ASSIGNMENT -
What lines of the data below hold the string "dartz"? Copy each one.

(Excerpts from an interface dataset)
┏━━

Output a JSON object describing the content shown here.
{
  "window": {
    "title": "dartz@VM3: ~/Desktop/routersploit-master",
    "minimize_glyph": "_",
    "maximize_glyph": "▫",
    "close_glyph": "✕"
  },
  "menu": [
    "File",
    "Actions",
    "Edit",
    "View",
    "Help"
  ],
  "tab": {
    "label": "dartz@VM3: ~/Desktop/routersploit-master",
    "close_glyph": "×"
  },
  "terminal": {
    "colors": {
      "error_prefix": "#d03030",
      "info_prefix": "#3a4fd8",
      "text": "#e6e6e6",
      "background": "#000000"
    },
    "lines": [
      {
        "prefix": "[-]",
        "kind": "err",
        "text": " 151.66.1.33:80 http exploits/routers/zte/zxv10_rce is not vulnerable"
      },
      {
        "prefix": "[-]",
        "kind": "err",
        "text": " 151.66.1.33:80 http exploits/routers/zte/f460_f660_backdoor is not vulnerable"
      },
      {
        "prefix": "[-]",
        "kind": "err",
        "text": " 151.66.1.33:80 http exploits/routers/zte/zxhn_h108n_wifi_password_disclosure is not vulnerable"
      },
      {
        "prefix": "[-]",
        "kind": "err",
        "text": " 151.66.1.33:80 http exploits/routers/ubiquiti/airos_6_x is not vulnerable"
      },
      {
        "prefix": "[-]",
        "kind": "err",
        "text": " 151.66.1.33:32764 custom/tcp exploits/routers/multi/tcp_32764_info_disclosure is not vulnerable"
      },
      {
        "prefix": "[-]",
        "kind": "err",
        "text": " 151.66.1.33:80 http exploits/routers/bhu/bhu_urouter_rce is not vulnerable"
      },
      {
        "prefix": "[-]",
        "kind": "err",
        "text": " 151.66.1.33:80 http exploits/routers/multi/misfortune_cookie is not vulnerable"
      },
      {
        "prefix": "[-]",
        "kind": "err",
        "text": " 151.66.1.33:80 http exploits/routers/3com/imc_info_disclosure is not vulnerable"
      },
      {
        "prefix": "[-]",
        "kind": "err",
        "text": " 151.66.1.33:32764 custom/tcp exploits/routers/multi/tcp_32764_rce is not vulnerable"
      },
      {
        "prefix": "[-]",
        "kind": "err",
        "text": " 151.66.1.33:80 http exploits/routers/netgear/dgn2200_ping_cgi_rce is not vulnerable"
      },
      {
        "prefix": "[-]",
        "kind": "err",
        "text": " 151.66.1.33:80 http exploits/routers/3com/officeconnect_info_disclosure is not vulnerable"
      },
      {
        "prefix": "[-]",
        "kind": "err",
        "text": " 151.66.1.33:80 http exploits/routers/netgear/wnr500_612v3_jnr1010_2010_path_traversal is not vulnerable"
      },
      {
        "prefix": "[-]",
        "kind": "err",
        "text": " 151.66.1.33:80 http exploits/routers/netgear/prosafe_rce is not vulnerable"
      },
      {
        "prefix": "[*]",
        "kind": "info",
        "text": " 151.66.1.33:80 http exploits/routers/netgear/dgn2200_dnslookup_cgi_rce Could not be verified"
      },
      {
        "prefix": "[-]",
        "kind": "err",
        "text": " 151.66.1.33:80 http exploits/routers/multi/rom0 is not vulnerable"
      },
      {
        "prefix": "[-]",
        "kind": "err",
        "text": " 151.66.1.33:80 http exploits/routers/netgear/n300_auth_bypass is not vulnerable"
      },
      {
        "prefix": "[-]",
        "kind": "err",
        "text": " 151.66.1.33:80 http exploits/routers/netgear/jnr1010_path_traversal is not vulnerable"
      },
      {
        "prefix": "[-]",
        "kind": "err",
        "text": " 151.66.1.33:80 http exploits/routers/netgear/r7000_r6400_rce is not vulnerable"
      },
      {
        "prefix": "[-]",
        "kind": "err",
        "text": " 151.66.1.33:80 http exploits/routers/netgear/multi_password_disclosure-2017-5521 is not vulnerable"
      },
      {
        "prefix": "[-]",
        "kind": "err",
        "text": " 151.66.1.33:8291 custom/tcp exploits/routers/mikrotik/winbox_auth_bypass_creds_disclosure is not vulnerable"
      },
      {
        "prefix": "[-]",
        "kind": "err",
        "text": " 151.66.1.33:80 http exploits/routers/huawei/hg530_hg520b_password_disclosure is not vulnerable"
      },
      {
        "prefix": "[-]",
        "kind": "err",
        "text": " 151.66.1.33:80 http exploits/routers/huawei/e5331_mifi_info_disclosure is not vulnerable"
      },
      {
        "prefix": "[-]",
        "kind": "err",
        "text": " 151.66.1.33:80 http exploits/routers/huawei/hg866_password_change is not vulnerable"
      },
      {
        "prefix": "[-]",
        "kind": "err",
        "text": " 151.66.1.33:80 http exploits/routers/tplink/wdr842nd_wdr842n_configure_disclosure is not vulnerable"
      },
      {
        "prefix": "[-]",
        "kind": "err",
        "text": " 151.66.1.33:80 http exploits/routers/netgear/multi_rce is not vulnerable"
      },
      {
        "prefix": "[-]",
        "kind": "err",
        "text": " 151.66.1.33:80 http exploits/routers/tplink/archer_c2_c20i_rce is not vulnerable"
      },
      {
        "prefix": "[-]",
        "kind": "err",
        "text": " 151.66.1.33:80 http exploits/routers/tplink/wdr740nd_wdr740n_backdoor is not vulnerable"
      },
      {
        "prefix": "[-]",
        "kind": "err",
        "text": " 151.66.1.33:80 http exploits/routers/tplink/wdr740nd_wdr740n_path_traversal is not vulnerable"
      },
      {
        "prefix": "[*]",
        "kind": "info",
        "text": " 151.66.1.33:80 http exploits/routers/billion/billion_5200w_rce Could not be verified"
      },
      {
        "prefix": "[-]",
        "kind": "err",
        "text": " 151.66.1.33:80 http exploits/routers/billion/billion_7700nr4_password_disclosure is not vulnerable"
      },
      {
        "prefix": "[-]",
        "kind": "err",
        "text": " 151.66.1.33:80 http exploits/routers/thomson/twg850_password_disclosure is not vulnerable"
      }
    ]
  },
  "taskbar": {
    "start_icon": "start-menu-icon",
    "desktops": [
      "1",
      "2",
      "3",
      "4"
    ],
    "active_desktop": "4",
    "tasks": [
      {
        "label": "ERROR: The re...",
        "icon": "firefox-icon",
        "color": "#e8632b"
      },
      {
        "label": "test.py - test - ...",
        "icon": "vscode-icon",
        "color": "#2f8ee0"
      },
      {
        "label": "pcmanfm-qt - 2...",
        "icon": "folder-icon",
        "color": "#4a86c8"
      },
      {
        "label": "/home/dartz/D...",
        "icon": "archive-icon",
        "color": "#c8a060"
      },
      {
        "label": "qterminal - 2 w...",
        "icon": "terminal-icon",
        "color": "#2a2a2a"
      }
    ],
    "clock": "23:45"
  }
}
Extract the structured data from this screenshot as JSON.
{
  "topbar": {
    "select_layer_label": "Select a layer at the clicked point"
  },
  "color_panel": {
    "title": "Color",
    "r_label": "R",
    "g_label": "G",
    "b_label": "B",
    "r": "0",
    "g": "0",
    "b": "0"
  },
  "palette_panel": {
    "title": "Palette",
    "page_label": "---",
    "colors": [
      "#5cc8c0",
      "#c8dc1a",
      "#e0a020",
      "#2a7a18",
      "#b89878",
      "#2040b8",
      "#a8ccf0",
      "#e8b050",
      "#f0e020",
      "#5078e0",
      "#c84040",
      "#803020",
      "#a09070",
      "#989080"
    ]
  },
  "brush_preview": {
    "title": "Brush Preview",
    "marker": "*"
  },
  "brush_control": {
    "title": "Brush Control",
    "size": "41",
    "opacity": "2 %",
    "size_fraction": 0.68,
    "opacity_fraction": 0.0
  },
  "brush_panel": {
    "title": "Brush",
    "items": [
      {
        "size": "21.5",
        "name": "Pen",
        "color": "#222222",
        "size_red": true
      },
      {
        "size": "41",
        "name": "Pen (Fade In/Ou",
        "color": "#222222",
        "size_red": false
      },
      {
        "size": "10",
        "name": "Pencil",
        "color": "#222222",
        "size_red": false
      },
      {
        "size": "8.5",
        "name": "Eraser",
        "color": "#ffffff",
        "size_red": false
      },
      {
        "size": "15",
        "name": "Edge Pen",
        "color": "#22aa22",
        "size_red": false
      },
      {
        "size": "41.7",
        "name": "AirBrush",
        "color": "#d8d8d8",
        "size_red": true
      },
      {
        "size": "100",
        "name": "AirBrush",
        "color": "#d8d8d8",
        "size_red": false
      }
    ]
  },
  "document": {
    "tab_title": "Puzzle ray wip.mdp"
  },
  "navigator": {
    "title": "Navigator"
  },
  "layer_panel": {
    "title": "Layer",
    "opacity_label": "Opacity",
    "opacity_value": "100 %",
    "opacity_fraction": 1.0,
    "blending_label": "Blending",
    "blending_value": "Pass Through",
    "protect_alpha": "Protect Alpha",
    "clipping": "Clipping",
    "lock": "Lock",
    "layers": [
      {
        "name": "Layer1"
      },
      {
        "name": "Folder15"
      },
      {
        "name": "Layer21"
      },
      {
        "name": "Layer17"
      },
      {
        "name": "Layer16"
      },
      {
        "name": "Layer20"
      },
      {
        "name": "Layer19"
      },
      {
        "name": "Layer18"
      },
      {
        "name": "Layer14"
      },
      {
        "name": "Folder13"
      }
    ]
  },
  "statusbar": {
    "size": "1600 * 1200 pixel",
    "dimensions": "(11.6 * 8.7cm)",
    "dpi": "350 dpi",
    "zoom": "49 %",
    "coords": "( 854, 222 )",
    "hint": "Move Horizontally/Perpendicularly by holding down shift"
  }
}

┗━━

EXERCISE OUTPUT -
    "title": "dartz@VM3: ~/Desktop/routersploit-master",
    "label": "dartz@VM3: ~/Desktop/routersploit-master",
        "label": "/home/dartz/D...",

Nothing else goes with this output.